Computex 2014: The ASUS Booth Tourby Ian Cutress on June 11, 2014 11:45 AM EST
Last year was the advent of some decent 4K UHD panels, especially with a nod towards more affordable models. Fast forward twelve months and 28-inch 3840x2160 monitors are hitting price points south of $1000 and penetrating more of the enthusiast monitor market, as well as the prosumer market. Add in to this the element of frame-rate synchronization technologies and we are in a very different place than we were at Computex 2013. To this end, ASUS had several of their newest monitors on show.
ROG Swift PG278Q
The PG278Q is a 27-inch 2560x1440p gaming monitor with G-Sync installed. The key element here is a narrow bezel as well as a quick-change button to switch between different refresh rates (60/120/144 Hz). The monitor uses DisplayPort, and also can act as a USB 3.0 hub (two downstream, one upstream).
The monitor can also do 3D (limited to 120 Hz), and is VESA wall mount compatible. The OSD is controlled by a small stick on the side of the panel
ASUS recently released the PB279Q, the 4K panel to challenge the likes of the Samsung U28D590 and Dell P2815Q but in the 27 inch form factor. The panel supports 3840x2160 at 60 Hz via DisplayPort on a single panel in the OS, meaning that no MST is taking place. The 163 ppi screen is also 100% sRGB and supports picture-in-picture with picture-by-picture up to four screens via the four HDMI/MHL inputs.
The panel also uses two speakers, with a fully adjustable tilt/swivel and pivot/height stand.
Moving up to the 32-inch segment, the PB328Q was also on display.
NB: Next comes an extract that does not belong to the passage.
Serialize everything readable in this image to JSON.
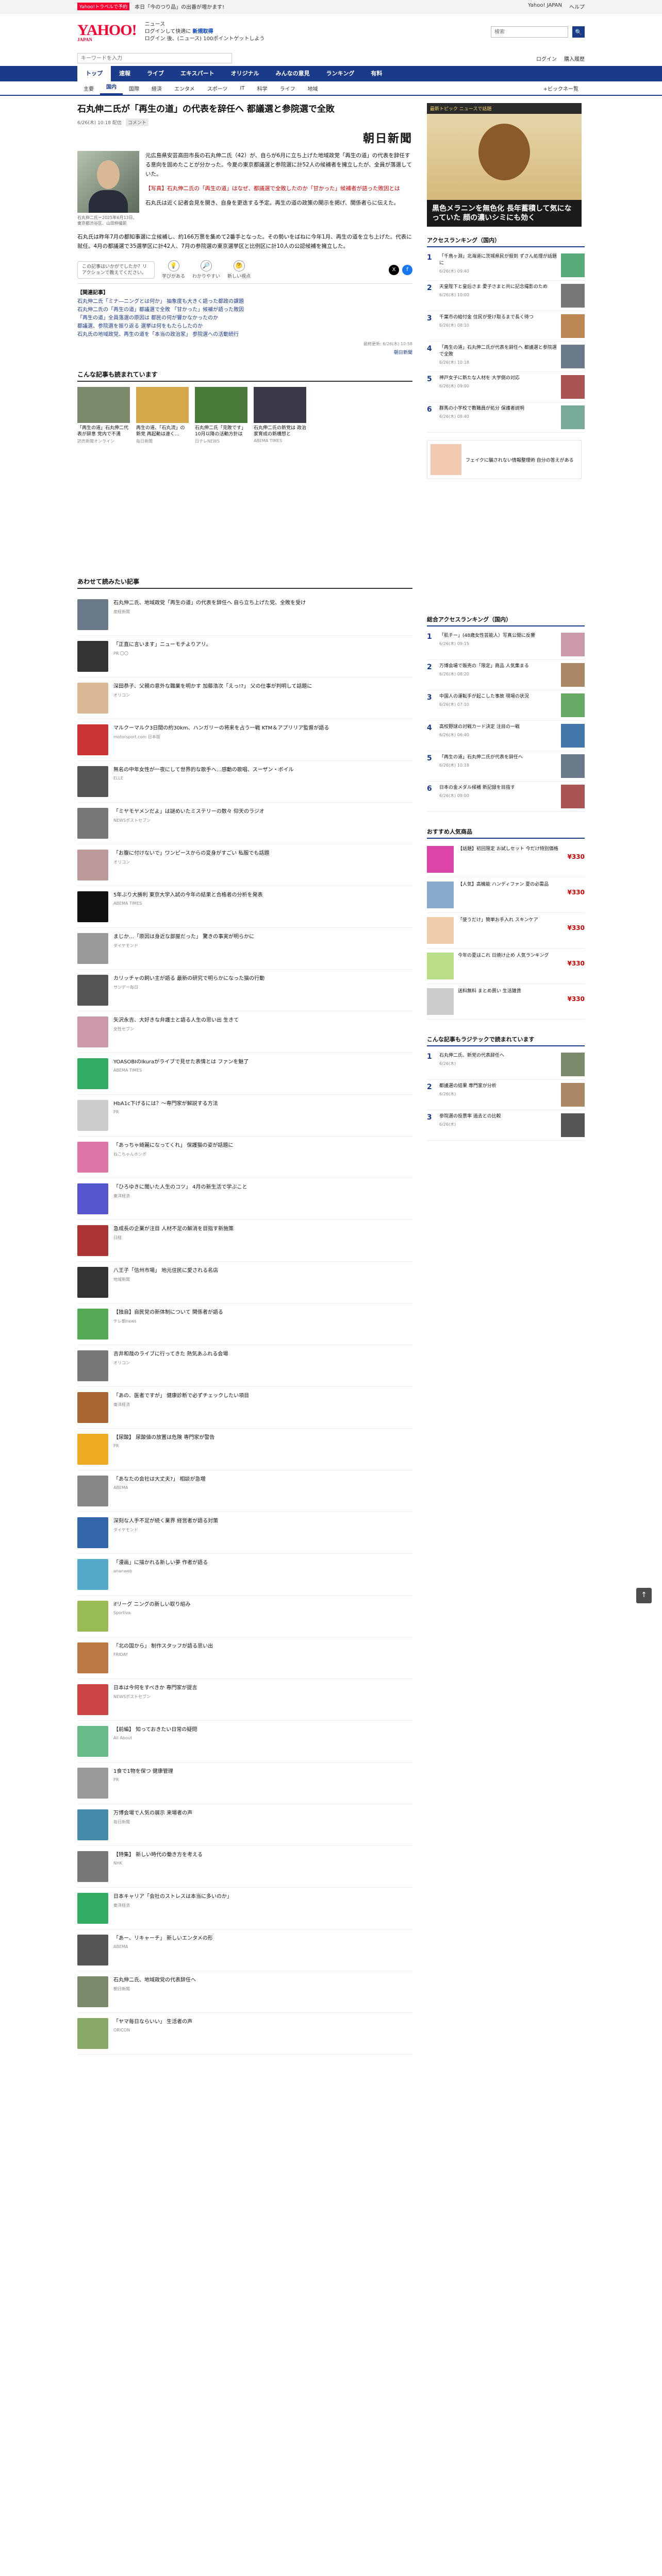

With a bigger display we expect more functionality, and the USB 3.0 hub was clear to see:
The PA328Q moves down to 138ppi from the 27-inch 4K/UHD model, but still contains four HDMI/MHL inputs, picture-in-picture, picture-by-picture and 10-bit display.
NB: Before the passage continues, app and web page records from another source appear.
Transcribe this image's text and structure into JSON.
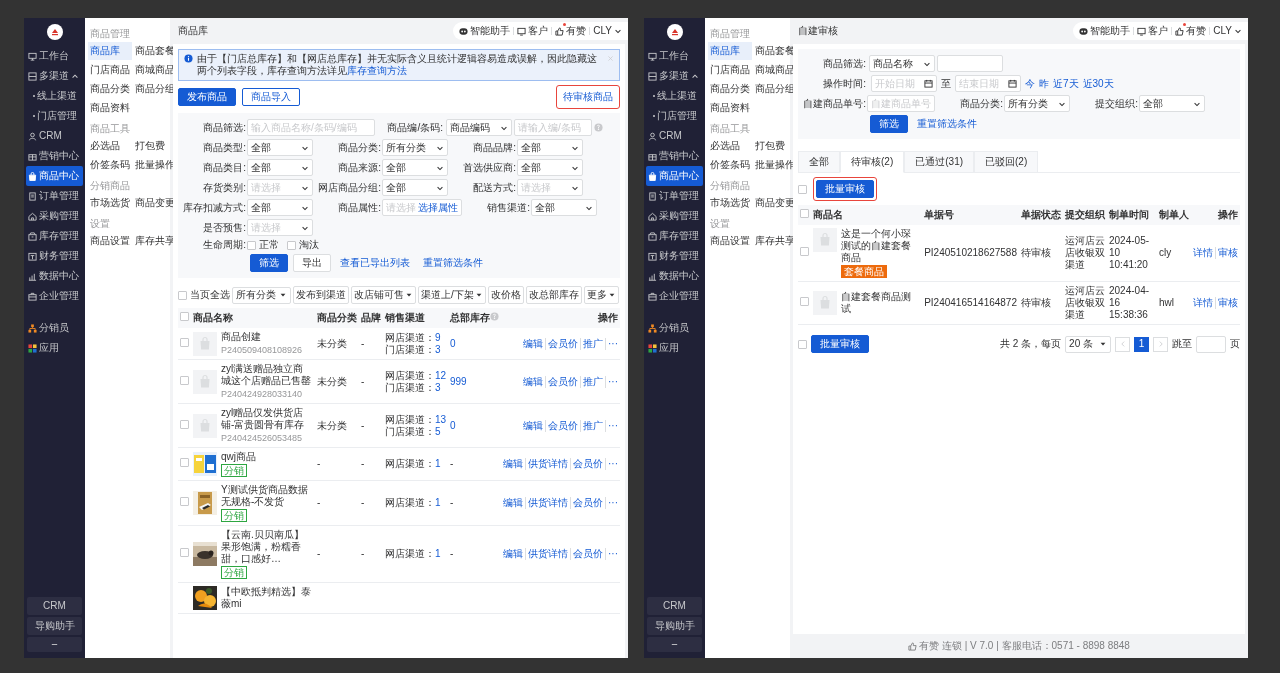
{
  "screens": [
    {
      "kind": "product_library",
      "sidebar": {
        "items": [
          {
            "label": "工作台",
            "selected": false
          },
          {
            "label": "多渠道",
            "selected": false,
            "expanded": true,
            "children": [
              {
                "label": "线上渠道",
                "selected": false
              },
              {
                "label": "门店管理",
                "selected": false
              }
            ]
          },
          {
            "label": "CRM",
            "selected": false
          },
          {
            "label": "营销中心",
            "selected": false
          },
          {
            "label": "商品中心",
            "selected": true
          },
          {
            "label": "订单管理",
            "selected": false
          },
          {
            "label": "采购管理",
            "selected": false
          },
          {
            "label": "库存管理",
            "selected": false
          },
          {
            "label": "财务管理",
            "selected": false
          },
          {
            "label": "数据中心",
            "selected": false
          },
          {
            "label": "企业管理",
            "selected": false
          }
        ],
        "apps": [
          {
            "label": "分销员",
            "selected": false
          },
          {
            "label": "应用",
            "selected": false
          }
        ],
        "bottom_buttons": [
          "CRM",
          "导购助手"
        ]
      },
      "submenu": [
        {
          "title": "商品管理",
          "items": [
            {
              "label": "商品库",
              "selected": true
            },
            {
              "label": "商品套餐",
              "selected": false
            },
            {
              "label": "门店商品",
              "selected": false
            },
            {
              "label": "商城商品",
              "selected": false
            },
            {
              "label": "商品分类",
              "selected": false
            },
            {
              "label": "商品分组",
              "selected": false
            },
            {
              "label": "商品资料",
              "selected": false
            }
          ]
        },
        {
          "title": "商品工具",
          "items": [
            {
              "label": "必选品",
              "selected": false
            },
            {
              "label": "打包费",
              "selected": false
            },
            {
              "label": "价签条码",
              "selected": false
            },
            {
              "label": "批量操作",
              "selected": false
            }
          ]
        },
        {
          "title": "分销商品",
          "items": [
            {
              "label": "市场选货",
              "selected": false
            },
            {
              "label": "商品变更",
              "selected": false
            }
          ]
        },
        {
          "title": "设置",
          "items": [
            {
              "label": "商品设置",
              "selected": false
            },
            {
              "label": "库存共享",
              "selected": false
            }
          ]
        }
      ],
      "header": {
        "title": "商品库",
        "assistant": "智能助手",
        "customer": "客户",
        "like": {
          "label": "有赞",
          "notify": true
        },
        "user": "CLY"
      },
      "notice": {
        "text": "由于【门店总库存】和【网店总库存】并无实际含义且统计逻辑容易造成误解，因此隐藏这两个列表字段，库存查询方法详见",
        "link": "库存查询方法"
      },
      "actions": [
        {
          "label": "发布商品",
          "kind": "primary",
          "highlighted": false
        },
        {
          "label": "商品导入",
          "kind": "outline",
          "highlighted": false
        }
      ],
      "side_action": {
        "label": "待审核商品",
        "kind": "link",
        "highlighted": true
      },
      "filters": [
        [
          {
            "label": "商品筛选:",
            "kind": "input",
            "placeholder": "输入商品名称/条码/编码"
          },
          {
            "label": "商品编/条码:",
            "kind": "select_input",
            "value": "商品编码",
            "placeholder": "请输入编/条码",
            "help": true
          }
        ],
        [
          {
            "label": "商品类型:",
            "kind": "select",
            "value": "全部"
          },
          {
            "label": "商品分类:",
            "kind": "select",
            "value": "所有分类"
          },
          {
            "label": "商品品牌:",
            "kind": "select",
            "value": "全部"
          }
        ],
        [
          {
            "label": "商品类目:",
            "kind": "select",
            "value": "全部"
          },
          {
            "label": "商品来源:",
            "kind": "select",
            "value": "全部"
          },
          {
            "label": "首选供应商:",
            "kind": "select",
            "value": "全部"
          }
        ],
        [
          {
            "label": "存货类别:",
            "kind": "select",
            "placeholder": "请选择"
          },
          {
            "label": "网店商品分组:",
            "kind": "select",
            "value": "全部"
          },
          {
            "label": "配送方式:",
            "kind": "select",
            "placeholder": "请选择"
          }
        ],
        [
          {
            "label": "库存扣减方式:",
            "kind": "select",
            "value": "全部"
          },
          {
            "label": "商品属性:",
            "kind": "attribute",
            "placeholder": "请选择",
            "link": "选择属性"
          },
          {
            "label": "销售渠道:",
            "kind": "select",
            "value": "全部"
          }
        ],
        [
          {
            "label": "是否预售:",
            "kind": "select",
            "placeholder": "请选择"
          }
        ],
        [
          {
            "label": "生命周期:",
            "kind": "checks",
            "options": [
              {
                "label": "正常",
                "checked": false
              },
              {
                "label": "淘汰",
                "checked": false
              }
            ]
          }
        ]
      ],
      "filter_actions": [
        {
          "label": "筛选",
          "kind": "primary"
        },
        {
          "label": "导出",
          "kind": "default"
        },
        {
          "label": "查看已导出列表",
          "kind": "link"
        },
        {
          "label": "重置筛选条件",
          "kind": "link"
        }
      ],
      "bulk_bar": {
        "select_all": {
          "label": "当页全选",
          "checked": false
        },
        "controls": [
          {
            "label": "所有分类",
            "kind": "select"
          },
          {
            "label": "发布到渠道",
            "kind": "button"
          },
          {
            "label": "改店铺可售",
            "kind": "dropdown"
          },
          {
            "label": "渠道上/下架",
            "kind": "dropdown"
          },
          {
            "label": "改价格",
            "kind": "button"
          },
          {
            "label": "改总部库存",
            "kind": "button"
          },
          {
            "label": "更多",
            "kind": "dropdown"
          }
        ]
      },
      "table": {
        "header_checked": false,
        "columns": [
          {
            "label": "商品名称"
          },
          {
            "label": "商品分类"
          },
          {
            "label": "品牌"
          },
          {
            "label": "销售渠道"
          },
          {
            "label": "总部库存",
            "help": true
          },
          {
            "label": "操作"
          }
        ],
        "rows": [
          {
            "checked": false,
            "kind": "placeholder",
            "name": "商品创建",
            "code": "P240509408108926",
            "category": "未分类",
            "brand": "-",
            "channels": [
              {
                "label": "网店渠道：",
                "value": "9"
              },
              {
                "label": "门店渠道：",
                "value": "3"
              }
            ],
            "stock": "0",
            "stock_link": true,
            "ops": [
              "编辑",
              "会员价",
              "推广",
              "···"
            ]
          },
          {
            "checked": false,
            "kind": "placeholder",
            "name": "zyl满送赠品独立商城这个店赠品已售罄",
            "code": "P240424928033140",
            "category": "未分类",
            "brand": "-",
            "channels": [
              {
                "label": "网店渠道：",
                "value": "12"
              },
              {
                "label": "门店渠道：",
                "value": "3"
              }
            ],
            "stock": "999",
            "stock_link": true,
            "ops": [
              "编辑",
              "会员价",
              "推广",
              "···"
            ]
          },
          {
            "checked": false,
            "kind": "placeholder",
            "name": "zyl赠品仅发供货店铺-富贵圆骨有库存",
            "code": "P240424526053485",
            "category": "未分类",
            "brand": "-",
            "channels": [
              {
                "label": "网店渠道：",
                "value": "13"
              },
              {
                "label": "门店渠道：",
                "value": "5"
              }
            ],
            "stock": "0",
            "stock_link": true,
            "ops": [
              "编辑",
              "会员价",
              "推广",
              "···"
            ]
          },
          {
            "checked": false,
            "kind": "picture",
            "name": "qwj商品",
            "tag": {
              "label": "分销",
              "kind": "distribution"
            },
            "category": "-",
            "brand": "-",
            "channels": [
              {
                "label": "网店渠道：",
                "value": "1"
              }
            ],
            "stock": "-",
            "stock_link": false,
            "ops": [
              "编辑",
              "供货详情",
              "会员价",
              "···"
            ]
          },
          {
            "checked": false,
            "kind": "picture",
            "name": "Y测试供货商品数据无规格-不发货",
            "tag": {
              "label": "分销",
              "kind": "distribution"
            },
            "category": "-",
            "brand": "-",
            "channels": [
              {
                "label": "网店渠道：",
                "value": "1"
              }
            ],
            "stock": "-",
            "stock_link": false,
            "ops": [
              "编辑",
              "供货详情",
              "会员价",
              "···"
            ]
          },
          {
            "checked": false,
            "kind": "picture",
            "name": "【云南.贝贝南瓜】果形饱满，粉糯香甜，口感好…",
            "tag": {
              "label": "分销",
              "kind": "distribution"
            },
            "category": "-",
            "brand": "-",
            "channels": [
              {
                "label": "网店渠道：",
                "value": "1"
              }
            ],
            "stock": "-",
            "stock_link": false,
            "ops": [
              "编辑",
              "供货详情",
              "会员价",
              "···"
            ]
          },
          {
            "kind": "picture",
            "name": "【中欧抵判精选】泰薇mi"
          }
        ]
      }
    },
    {
      "kind": "review",
      "sidebar": {
        "items": [
          {
            "label": "工作台",
            "selected": false
          },
          {
            "label": "多渠道",
            "selected": false,
            "expanded": true,
            "children": [
              {
                "label": "线上渠道",
                "selected": false
              },
              {
                "label": "门店管理",
                "selected": false
              }
            ]
          },
          {
            "label": "CRM",
            "selected": false
          },
          {
            "label": "营销中心",
            "selected": false
          },
          {
            "label": "商品中心",
            "selected": true
          },
          {
            "label": "订单管理",
            "selected": false
          },
          {
            "label": "采购管理",
            "selected": false
          },
          {
            "label": "库存管理",
            "selected": false
          },
          {
            "label": "财务管理",
            "selected": false
          },
          {
            "label": "数据中心",
            "selected": false
          },
          {
            "label": "企业管理",
            "selected": false
          }
        ],
        "apps": [
          {
            "label": "分销员",
            "selected": false
          },
          {
            "label": "应用",
            "selected": false
          }
        ],
        "bottom_buttons": [
          "CRM",
          "导购助手"
        ]
      },
      "submenu": [
        {
          "title": "商品管理",
          "items": [
            {
              "label": "商品库",
              "selected": true
            },
            {
              "label": "商品套餐",
              "selected": false
            },
            {
              "label": "门店商品",
              "selected": false
            },
            {
              "label": "商城商品",
              "selected": false
            },
            {
              "label": "商品分类",
              "selected": false
            },
            {
              "label": "商品分组",
              "selected": false
            },
            {
              "label": "商品资料",
              "selected": false
            }
          ]
        },
        {
          "title": "商品工具",
          "items": [
            {
              "label": "必选品",
              "selected": false
            },
            {
              "label": "打包费",
              "selected": false
            },
            {
              "label": "价签条码",
              "selected": false
            },
            {
              "label": "批量操作",
              "selected": false
            }
          ]
        },
        {
          "title": "分销商品",
          "items": [
            {
              "label": "市场选货",
              "selected": false
            },
            {
              "label": "商品变更",
              "selected": false
            }
          ]
        },
        {
          "title": "设置",
          "items": [
            {
              "label": "商品设置",
              "selected": false
            },
            {
              "label": "库存共享",
              "selected": false
            }
          ]
        }
      ],
      "header": {
        "title": "自建审核",
        "assistant": "智能助手",
        "customer": "客户",
        "like": {
          "label": "有赞",
          "notify": true
        },
        "user": "CLY"
      },
      "filters": [
        [
          {
            "label": "商品筛选:",
            "kind": "select_input",
            "value": "商品名称"
          }
        ],
        [
          {
            "label": "操作时间:",
            "kind": "date_range",
            "start_placeholder": "开始日期",
            "separator": "至",
            "end_placeholder": "结束日期",
            "shortcuts": [
              "今",
              "昨",
              "近7天",
              "近30天"
            ]
          }
        ],
        [
          {
            "label": "自建商品单号:",
            "kind": "input",
            "placeholder": "自建商品单号"
          },
          {
            "label": "商品分类:",
            "kind": "select",
            "value": "所有分类"
          },
          {
            "label": "提交组织:",
            "kind": "select",
            "value": "全部"
          }
        ]
      ],
      "filter_actions": [
        {
          "label": "筛选",
          "kind": "primary"
        },
        {
          "label": "重置筛选条件",
          "kind": "link"
        }
      ],
      "tabs": [
        {
          "label": "全部",
          "selected": false
        },
        {
          "label": "待审核(2)",
          "selected": true
        },
        {
          "label": "已通过(31)",
          "selected": false
        },
        {
          "label": "已驳回(2)",
          "selected": false
        }
      ],
      "bulk": {
        "checked": false,
        "button": {
          "label": "批量审核",
          "highlighted": true
        }
      },
      "table": {
        "header_checked": false,
        "columns": [
          {
            "label": "商品名"
          },
          {
            "label": "单据号"
          },
          {
            "label": "单据状态"
          },
          {
            "label": "提交组织"
          },
          {
            "label": "制单时间"
          },
          {
            "label": "制单人"
          },
          {
            "label": "操作"
          }
        ],
        "rows": [
          {
            "checked": false,
            "name": "这是一个何小琛测试的自建套餐商品",
            "tag": {
              "label": "套餐商品",
              "kind": "combo"
            },
            "doc_no": "PI240510218627588",
            "status": "待审核",
            "org": "运河店云店收银双渠道",
            "time": "2024-05-10 10:41:20",
            "maker": "cly",
            "ops": [
              "详情",
              "审核"
            ]
          },
          {
            "checked": false,
            "name": "自建套餐商品测试",
            "doc_no": "PI240416514164872",
            "status": "待审核",
            "org": "运河店云店收银双渠道",
            "time": "2024-04-16 15:38:36",
            "maker": "hwl",
            "ops": [
              "详情",
              "审核"
            ]
          }
        ]
      },
      "pager": {
        "checked": false,
        "button": {
          "label": "批量审核"
        },
        "total": "共 2 条，每页",
        "page_size": "20 条",
        "pages": [
          {
            "label": "1",
            "selected": true
          }
        ],
        "jump": "跳至",
        "unit": "页"
      },
      "footer": "有赞 连锁 | V 7.0 | 客服电话：0571 - 8898 8848"
    }
  ]
}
Curved 32-inch Monitor
This product does not have a name yet, but it was quite striking against the other monitors present at the booth. The stand itself looks novel, and at a quick glance the curve was not wholly obvious but it is there:
The only feature points we know about it so far is the 2560x1440 resolution, 250 cd/m2 brightness and that it uses DisplayPort.
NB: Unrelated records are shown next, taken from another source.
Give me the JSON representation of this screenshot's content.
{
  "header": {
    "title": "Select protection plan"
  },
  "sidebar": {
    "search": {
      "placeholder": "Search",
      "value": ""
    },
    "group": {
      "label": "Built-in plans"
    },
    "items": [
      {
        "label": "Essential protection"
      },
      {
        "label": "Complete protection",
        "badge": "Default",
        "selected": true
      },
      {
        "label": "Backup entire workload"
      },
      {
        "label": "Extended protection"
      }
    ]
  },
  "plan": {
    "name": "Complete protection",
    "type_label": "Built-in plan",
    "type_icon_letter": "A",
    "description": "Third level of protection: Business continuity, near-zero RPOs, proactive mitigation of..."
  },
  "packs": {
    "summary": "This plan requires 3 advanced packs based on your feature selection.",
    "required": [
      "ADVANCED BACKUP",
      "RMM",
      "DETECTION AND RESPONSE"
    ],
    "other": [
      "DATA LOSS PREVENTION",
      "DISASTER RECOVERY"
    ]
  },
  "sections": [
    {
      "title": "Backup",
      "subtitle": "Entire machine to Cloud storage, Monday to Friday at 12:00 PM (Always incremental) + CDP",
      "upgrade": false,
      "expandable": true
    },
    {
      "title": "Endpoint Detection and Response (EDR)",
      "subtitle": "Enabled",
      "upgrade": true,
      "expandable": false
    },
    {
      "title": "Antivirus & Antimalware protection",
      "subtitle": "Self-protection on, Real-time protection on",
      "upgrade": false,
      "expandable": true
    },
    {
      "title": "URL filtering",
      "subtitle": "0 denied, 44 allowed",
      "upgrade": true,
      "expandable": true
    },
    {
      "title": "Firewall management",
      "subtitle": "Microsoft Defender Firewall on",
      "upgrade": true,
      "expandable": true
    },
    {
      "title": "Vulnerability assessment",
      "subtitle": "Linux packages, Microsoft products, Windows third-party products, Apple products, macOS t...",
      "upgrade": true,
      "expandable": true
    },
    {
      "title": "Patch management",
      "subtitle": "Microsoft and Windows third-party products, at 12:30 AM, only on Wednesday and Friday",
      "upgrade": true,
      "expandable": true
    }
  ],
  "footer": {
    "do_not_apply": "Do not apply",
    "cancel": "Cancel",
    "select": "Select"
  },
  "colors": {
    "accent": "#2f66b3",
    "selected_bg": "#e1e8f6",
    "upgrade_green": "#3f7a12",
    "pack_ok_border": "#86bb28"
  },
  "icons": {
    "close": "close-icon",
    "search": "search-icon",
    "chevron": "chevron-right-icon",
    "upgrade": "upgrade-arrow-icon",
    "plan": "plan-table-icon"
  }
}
The latest update to the Designo range is this gold thin-bezeled number, using a 27” 2560x1440p panel via HDMI:
I’ll take three.